The court voiced concern over thousands of minor girls being married in mass wedding ceremonies on the occasion of Akshaya Tritiya and observed that child marriage cannot go on like this just because this illegal practice was assumed to be legal and going on for ages.

It had earlier also questioned the Centre how Parliament could create an exception in law declaring that intercourse or a sexual act by a man with his wife, aged between 15 and less than 18 years, is not rape when the age of consent is 18.

The first two paragraphs of the first verdict, penned by Justice Lokur, gave a clear cut indication saying that '...in our opinion, sexual intercourse with a girl below 18 years of age is rape regardless of whether she is married or not'.

Justice Gupta also opined on the same lines as Justice Lokur did.

"The exception carved out in the IPC creates an unnecessary and artificial distinction between a married girl child and an unmarried girl child and has no rational nexus with any unclear objective sought to be achieved," Justice Lokur said.

Justice Lokur said that the 'artificial distinction' was arbitrary and discriminatory and definitely not in the best interest of the girl child.

The bench lashed out at the Centre for not criminalising sexual intercourse with a girl under 18 years of age even if the exploiter was her husband.

The apex court rejected its justification to legitimise the 'heinous offence' on the ground that the practice has been prevalent for a long time.

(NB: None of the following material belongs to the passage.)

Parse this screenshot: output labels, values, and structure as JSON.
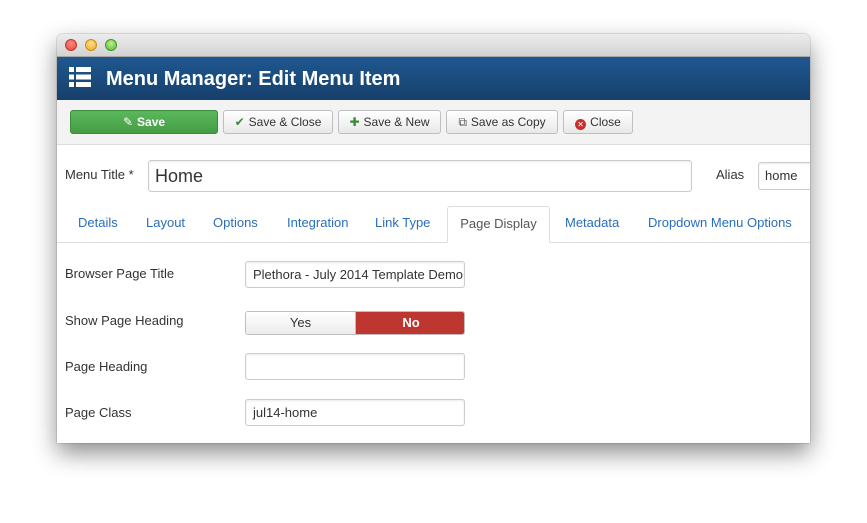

"What has the government of India done? It has persuaded Parliament to convert what is otherwise universally accepted as a heinous crime into a legitimate activity for the purposes of Section 375 (definition of rape) of the IPC if exploiter or abuser is the husband of the girl child.

"But, contrarily the rape of a married girl child (called 'aggravated penetrative sexual assault' in the POCSO Act) is made an offence for the purposes of the POCSO Act," the bench said.

Dealing with the affidavit of the government on the IPC provision exempting males from being tried for rape if the wives were between the age of 15 and 18 years, the bench rejected its justification that by virtue of getting married, the girl child has consented to sex with her husband, either expressly or by necessary implication.

"In law, it is difficult to accept any one of these justifications. There is no question of a girl child giving express or implied consent for sexual intercourse. The age of consent is statutorily and definitively fixed at 18 years and there is no law that provides for any specific deviation from this," Justice Lokur, in his 70-page judgment, said.

Justice Gupta too was not impressed with the government justifying child marriage on the ground that it was a traditional practice which must be respected and that criminalising marital rape could destroy the institution of marriage.

"I am not impressed with the arguments raised by the Union of India. Merely because something is going on for a long time is no ground to legitimise and legalise an activity which is per se illegal and a criminal offence," Justice Gupta, in his separate 57-page verdict, said.

The top court also observed that the reasons and justifications of the government 'completely side track the issue and overlook' the provisions of the Prohibition of Child Marriage Act (PCMA), the Juvenile Justice Act and the POCSO.

"Surely, the Union of India cannot be oblivious to the existence of the trauma faced by a girl child who is married between 15 and 18 years of age or to the three pro-child statutes and other human rights obligations.

Image used for representational purposes only. Photograph: Amit Dave/Reuters